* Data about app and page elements
######

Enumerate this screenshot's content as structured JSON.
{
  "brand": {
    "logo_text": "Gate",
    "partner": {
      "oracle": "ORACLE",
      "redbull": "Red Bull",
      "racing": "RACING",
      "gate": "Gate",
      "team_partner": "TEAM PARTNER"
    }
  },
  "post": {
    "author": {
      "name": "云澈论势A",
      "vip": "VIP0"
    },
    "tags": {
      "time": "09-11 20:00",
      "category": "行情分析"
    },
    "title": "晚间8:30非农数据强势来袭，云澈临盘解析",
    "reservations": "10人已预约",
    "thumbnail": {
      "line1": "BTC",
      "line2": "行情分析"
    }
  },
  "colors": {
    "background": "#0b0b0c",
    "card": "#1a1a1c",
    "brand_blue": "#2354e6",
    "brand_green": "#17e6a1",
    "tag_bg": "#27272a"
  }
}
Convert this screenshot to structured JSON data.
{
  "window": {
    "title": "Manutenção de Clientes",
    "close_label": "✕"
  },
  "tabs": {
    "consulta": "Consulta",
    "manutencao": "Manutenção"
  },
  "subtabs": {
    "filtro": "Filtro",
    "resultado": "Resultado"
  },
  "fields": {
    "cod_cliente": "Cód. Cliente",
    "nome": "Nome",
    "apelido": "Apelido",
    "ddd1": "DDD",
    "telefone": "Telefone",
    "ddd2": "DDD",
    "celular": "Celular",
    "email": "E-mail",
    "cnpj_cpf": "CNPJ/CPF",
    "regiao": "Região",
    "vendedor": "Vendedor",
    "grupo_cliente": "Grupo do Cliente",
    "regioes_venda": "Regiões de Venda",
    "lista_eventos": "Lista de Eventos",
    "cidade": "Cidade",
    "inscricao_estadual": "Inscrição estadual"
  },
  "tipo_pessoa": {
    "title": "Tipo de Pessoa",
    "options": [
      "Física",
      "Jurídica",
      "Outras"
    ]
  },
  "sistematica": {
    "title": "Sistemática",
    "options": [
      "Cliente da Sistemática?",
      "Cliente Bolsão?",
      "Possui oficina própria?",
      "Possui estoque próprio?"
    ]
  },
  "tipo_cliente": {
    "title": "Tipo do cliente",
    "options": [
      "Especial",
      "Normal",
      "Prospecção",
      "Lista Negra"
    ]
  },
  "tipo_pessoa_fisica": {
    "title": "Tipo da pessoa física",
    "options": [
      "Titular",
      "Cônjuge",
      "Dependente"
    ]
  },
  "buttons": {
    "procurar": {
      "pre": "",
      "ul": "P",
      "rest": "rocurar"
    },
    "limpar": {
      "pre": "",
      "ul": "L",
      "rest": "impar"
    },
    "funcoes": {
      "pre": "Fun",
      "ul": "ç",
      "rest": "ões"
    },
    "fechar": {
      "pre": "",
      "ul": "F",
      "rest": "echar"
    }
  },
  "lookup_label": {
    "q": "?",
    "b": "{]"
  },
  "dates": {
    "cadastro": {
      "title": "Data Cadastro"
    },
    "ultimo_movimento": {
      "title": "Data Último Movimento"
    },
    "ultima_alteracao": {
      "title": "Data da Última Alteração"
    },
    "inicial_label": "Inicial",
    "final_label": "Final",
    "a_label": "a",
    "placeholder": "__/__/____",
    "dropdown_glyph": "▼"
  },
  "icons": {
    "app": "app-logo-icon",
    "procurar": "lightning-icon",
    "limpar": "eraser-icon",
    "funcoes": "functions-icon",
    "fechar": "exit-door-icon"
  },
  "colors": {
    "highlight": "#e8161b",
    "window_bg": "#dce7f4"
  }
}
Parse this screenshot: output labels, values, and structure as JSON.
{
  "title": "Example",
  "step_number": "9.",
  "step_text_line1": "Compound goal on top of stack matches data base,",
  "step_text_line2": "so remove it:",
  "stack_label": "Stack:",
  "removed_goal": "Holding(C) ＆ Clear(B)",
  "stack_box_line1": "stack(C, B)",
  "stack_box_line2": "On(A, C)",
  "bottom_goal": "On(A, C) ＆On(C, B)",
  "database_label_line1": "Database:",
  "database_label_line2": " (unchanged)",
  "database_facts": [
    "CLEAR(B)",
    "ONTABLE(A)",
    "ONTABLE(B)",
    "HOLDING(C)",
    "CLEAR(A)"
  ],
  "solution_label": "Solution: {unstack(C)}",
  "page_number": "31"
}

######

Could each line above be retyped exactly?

* WRITTEN SOLUTION
Enumerate this screenshot's content as structured JSON.
{
  "brand": {
    "logo_text": "Gate",
    "partner": {
      "oracle": "ORACLE",
      "redbull": "Red Bull",
      "racing": "RACING",
      "gate": "Gate",
      "team_partner": "TEAM PARTNER"
    }
  },
  "post": {
    "author": {
      "name": "云澈论势A",
      "vip": "VIP0"
    },
    "tags": {
      "time": "09-11 20:00",
      "category": "行情分析"
    },
    "title": "晚间8:30非农数据强势来袭，云澈临盘解析",
    "reservations": "10人已预约",
    "thumbnail": {
      "line1": "BTC",
      "line2": "行情分析"
    }
  },
  "colors": {
    "background": "#0b0b0c",
    "card": "#1a1a1c",
    "brand_blue": "#2354e6",
    "brand_green": "#17e6a1",
    "tag_bg": "#27272a"
  }
}
Convert this screenshot to structured JSON data.
{
  "window": {
    "title": "Manutenção de Clientes",
    "close_label": "✕"
  },
  "tabs": {
    "consulta": "Consulta",
    "manutencao": "Manutenção"
  },
  "subtabs": {
    "filtro": "Filtro",
    "resultado": "Resultado"
  },
  "fields": {
    "cod_cliente": "Cód. Cliente",
    "nome": "Nome",
    "apelido": "Apelido",
    "ddd1": "DDD",
    "telefone": "Telefone",
    "ddd2": "DDD",
    "celular": "Celular",
    "email": "E-mail",
    "cnpj_cpf": "CNPJ/CPF",
    "regiao": "Região",
    "vendedor": "Vendedor",
    "grupo_cliente": "Grupo do Cliente",
    "regioes_venda": "Regiões de Venda",
    "lista_eventos": "Lista de Eventos",
    "cidade": "Cidade",
    "inscricao_estadual": "Inscrição estadual"
  },
  "tipo_pessoa": {
    "title": "Tipo de Pessoa",
    "options": [
      "Física",
      "Jurídica",
      "Outras"
    ]
  },
  "sistematica": {
    "title": "Sistemática",
    "options": [
      "Cliente da Sistemática?",
      "Cliente Bolsão?",
      "Possui oficina própria?",
      "Possui estoque próprio?"
    ]
  },
  "tipo_cliente": {
    "title": "Tipo do cliente",
    "options": [
      "Especial",
      "Normal",
      "Prospecção",
      "Lista Negra"
    ]
  },
  "tipo_pessoa_fisica": {
    "title": "Tipo da pessoa física",
    "options": [
      "Titular",
      "Cônjuge",
      "Dependente"
    ]
  },
  "buttons": {
    "procurar": {
      "pre": "",
      "ul": "P",
      "rest": "rocurar"
    },
    "limpar": {
      "pre": "",
      "ul": "L",
      "rest": "impar"
    },
    "funcoes": {
      "pre": "Fun",
      "ul": "ç",
      "rest": "ões"
    },
    "fechar": {
      "pre": "",
      "ul": "F",
      "rest": "echar"
    }
  },
  "lookup_label": {
    "q": "?",
    "b": "{]"
  },
  "dates": {
    "cadastro": {
      "title": "Data Cadastro"
    },
    "ultimo_movimento": {
      "title": "Data Último Movimento"
    },
    "ultima_alteracao": {
      "title": "Data da Última Alteração"
    },
    "inicial_label": "Inicial",
    "final_label": "Final",
    "a_label": "a",
    "placeholder": "__/__/____",
    "dropdown_glyph": "▼"
  },
  "icons": {
    "app": "app-logo-icon",
    "procurar": "lightning-icon",
    "limpar": "eraser-icon",
    "funcoes": "functions-icon",
    "fechar": "exit-door-icon"
  },
  "colors": {
    "highlight": "#e8161b",
    "window_bg": "#dce7f4"
  }
}
Parse this screenshot: output labels, values, and structure as JSON.
{
  "title": "Example",
  "step_number": "9.",
  "step_text_line1": "Compound goal on top of stack matches data base,",
  "step_text_line2": "so remove it:",
  "stack_label": "Stack:",
  "removed_goal": "Holding(C) ＆ Clear(B)",
  "stack_box_line1": "stack(C, B)",
  "stack_box_line2": "On(A, C)",
  "bottom_goal": "On(A, C) ＆On(C, B)",
  "database_label_line1": "Database:",
  "database_label_line2": " (unchanged)",
  "database_facts": [
    "CLEAR(B)",
    "ONTABLE(A)",
    "ONTABLE(B)",
    "HOLDING(C)",
    "CLEAR(A)"
  ],
  "solution_label": "Solution: {unstack(C)}",
  "page_number": "31"
}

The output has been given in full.